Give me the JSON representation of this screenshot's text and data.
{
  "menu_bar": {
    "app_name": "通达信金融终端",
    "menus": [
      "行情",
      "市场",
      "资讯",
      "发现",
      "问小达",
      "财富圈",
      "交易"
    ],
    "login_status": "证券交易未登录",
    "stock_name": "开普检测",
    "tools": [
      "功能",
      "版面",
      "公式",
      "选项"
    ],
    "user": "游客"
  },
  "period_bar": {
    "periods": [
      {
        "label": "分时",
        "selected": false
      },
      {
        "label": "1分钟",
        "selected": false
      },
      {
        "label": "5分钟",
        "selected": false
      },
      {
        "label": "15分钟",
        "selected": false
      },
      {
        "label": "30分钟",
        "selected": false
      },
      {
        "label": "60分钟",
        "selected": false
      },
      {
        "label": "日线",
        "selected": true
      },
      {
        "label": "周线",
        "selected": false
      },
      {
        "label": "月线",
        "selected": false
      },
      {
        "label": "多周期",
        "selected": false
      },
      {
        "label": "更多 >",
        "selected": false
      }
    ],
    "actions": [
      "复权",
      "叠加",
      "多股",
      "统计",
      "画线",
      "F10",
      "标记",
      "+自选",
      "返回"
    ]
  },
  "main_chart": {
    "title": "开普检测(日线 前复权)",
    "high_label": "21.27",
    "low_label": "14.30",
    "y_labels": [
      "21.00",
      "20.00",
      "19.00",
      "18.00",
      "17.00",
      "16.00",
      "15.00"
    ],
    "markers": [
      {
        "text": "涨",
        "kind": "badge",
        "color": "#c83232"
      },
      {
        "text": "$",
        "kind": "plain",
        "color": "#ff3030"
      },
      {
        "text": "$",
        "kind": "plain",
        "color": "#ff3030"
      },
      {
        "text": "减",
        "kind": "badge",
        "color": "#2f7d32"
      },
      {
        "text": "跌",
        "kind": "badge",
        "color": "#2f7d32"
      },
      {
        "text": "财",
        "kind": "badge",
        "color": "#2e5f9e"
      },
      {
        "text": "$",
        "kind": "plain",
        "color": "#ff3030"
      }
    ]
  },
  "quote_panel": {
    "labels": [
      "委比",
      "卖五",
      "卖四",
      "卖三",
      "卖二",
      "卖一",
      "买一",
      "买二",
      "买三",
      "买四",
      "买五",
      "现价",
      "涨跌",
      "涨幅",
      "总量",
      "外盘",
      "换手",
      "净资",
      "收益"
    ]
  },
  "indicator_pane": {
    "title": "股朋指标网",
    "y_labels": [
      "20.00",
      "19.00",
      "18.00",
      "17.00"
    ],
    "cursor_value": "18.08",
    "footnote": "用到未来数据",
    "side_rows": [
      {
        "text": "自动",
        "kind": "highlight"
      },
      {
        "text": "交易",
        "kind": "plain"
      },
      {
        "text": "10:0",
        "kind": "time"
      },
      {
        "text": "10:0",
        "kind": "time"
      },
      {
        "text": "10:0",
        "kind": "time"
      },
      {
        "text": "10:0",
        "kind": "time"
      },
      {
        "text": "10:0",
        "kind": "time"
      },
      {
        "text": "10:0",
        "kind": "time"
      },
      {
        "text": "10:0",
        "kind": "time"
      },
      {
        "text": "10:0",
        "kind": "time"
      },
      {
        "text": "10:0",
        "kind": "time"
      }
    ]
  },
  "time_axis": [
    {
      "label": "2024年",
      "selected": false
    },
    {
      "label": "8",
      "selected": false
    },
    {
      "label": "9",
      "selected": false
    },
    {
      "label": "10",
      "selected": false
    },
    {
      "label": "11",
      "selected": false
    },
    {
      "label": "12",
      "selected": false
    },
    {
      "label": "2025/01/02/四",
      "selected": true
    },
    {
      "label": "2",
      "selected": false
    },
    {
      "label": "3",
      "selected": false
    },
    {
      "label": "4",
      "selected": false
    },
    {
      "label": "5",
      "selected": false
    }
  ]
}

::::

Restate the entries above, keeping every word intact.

### RESPONSE TO THE EXERCISE
Give me the JSON representation of this screenshot's text and data.
{
  "menu_bar": {
    "app_name": "通达信金融终端",
    "menus": [
      "行情",
      "市场",
      "资讯",
      "发现",
      "问小达",
      "财富圈",
      "交易"
    ],
    "login_status": "证券交易未登录",
    "stock_name": "开普检测",
    "tools": [
      "功能",
      "版面",
      "公式",
      "选项"
    ],
    "user": "游客"
  },
  "period_bar": {
    "periods": [
      {
        "label": "分时",
        "selected": false
      },
      {
        "label": "1分钟",
        "selected": false
      },
      {
        "label": "5分钟",
        "selected": false
      },
      {
        "label": "15分钟",
        "selected": false
      },
      {
        "label": "30分钟",
        "selected": false
      },
      {
        "label": "60分钟",
        "selected": false
      },
      {
        "label": "日线",
        "selected": true
      },
      {
        "label": "周线",
        "selected": false
      },
      {
        "label": "月线",
        "selected": false
      },
      {
        "label": "多周期",
        "selected": false
      },
      {
        "label": "更多 >",
        "selected": false
      }
    ],
    "actions": [
      "复权",
      "叠加",
      "多股",
      "统计",
      "画线",
      "F10",
      "标记",
      "+自选",
      "返回"
    ]
  },
  "main_chart": {
    "title": "开普检测(日线 前复权)",
    "high_label": "21.27",
    "low_label": "14.30",
    "y_labels": [
      "21.00",
      "20.00",
      "19.00",
      "18.00",
      "17.00",
      "16.00",
      "15.00"
    ],
    "markers": [
      {
        "text": "涨",
        "kind": "badge",
        "color": "#c83232"
      },
      {
        "text": "$",
        "kind": "plain",
        "color": "#ff3030"
      },
      {
        "text": "$",
        "kind": "plain",
        "color": "#ff3030"
      },
      {
        "text": "减",
        "kind": "badge",
        "color": "#2f7d32"
      },
      {
        "text": "跌",
        "kind": "badge",
        "color": "#2f7d32"
      },
      {
        "text": "财",
        "kind": "badge",
        "color": "#2e5f9e"
      },
      {
        "text": "$",
        "kind": "plain",
        "color": "#ff3030"
      }
    ]
  },
  "quote_panel": {
    "labels": [
      "委比",
      "卖五",
      "卖四",
      "卖三",
      "卖二",
      "卖一",
      "买一",
      "买二",
      "买三",
      "买四",
      "买五",
      "现价",
      "涨跌",
      "涨幅",
      "总量",
      "外盘",
      "换手",
      "净资",
      "收益"
    ]
  },
  "indicator_pane": {
    "title": "股朋指标网",
    "y_labels": [
      "20.00",
      "19.00",
      "18.00",
      "17.00"
    ],
    "cursor_value": "18.08",
    "footnote": "用到未来数据",
    "side_rows": [
      {
        "text": "自动",
        "kind": "highlight"
      },
      {
        "text": "交易",
        "kind": "plain"
      },
      {
        "text": "10:0",
        "kind": "time"
      },
      {
        "text": "10:0",
        "kind": "time"
      },
      {
        "text": "10:0",
        "kind": "time"
      },
      {
        "text": "10:0",
        "kind": "time"
      },
      {
        "text": "10:0",
        "kind": "time"
      },
      {
        "text": "10:0",
        "kind": "time"
      },
      {
        "text": "10:0",
        "kind": "time"
      },
      {
        "text": "10:0",
        "kind": "time"
      },
      {
        "text": "10:0",
        "kind": "time"
      }
    ]
  },
  "time_axis": [
    {
      "label": "2024年",
      "selected": false
    },
    {
      "label": "8",
      "selected": false
    },
    {
      "label": "9",
      "selected": false
    },
    {
      "label": "10",
      "selected": false
    },
    {
      "label": "11",
      "selected": false
    },
    {
      "label": "12",
      "selected": false
    },
    {
      "label": "2025/01/02/四",
      "selected": true
    },
    {
      "label": "2",
      "selected": false
    },
    {
      "label": "3",
      "selected": false
    },
    {
      "label": "4",
      "selected": false
    },
    {
      "label": "5",
      "selected": false
    }
  ]
}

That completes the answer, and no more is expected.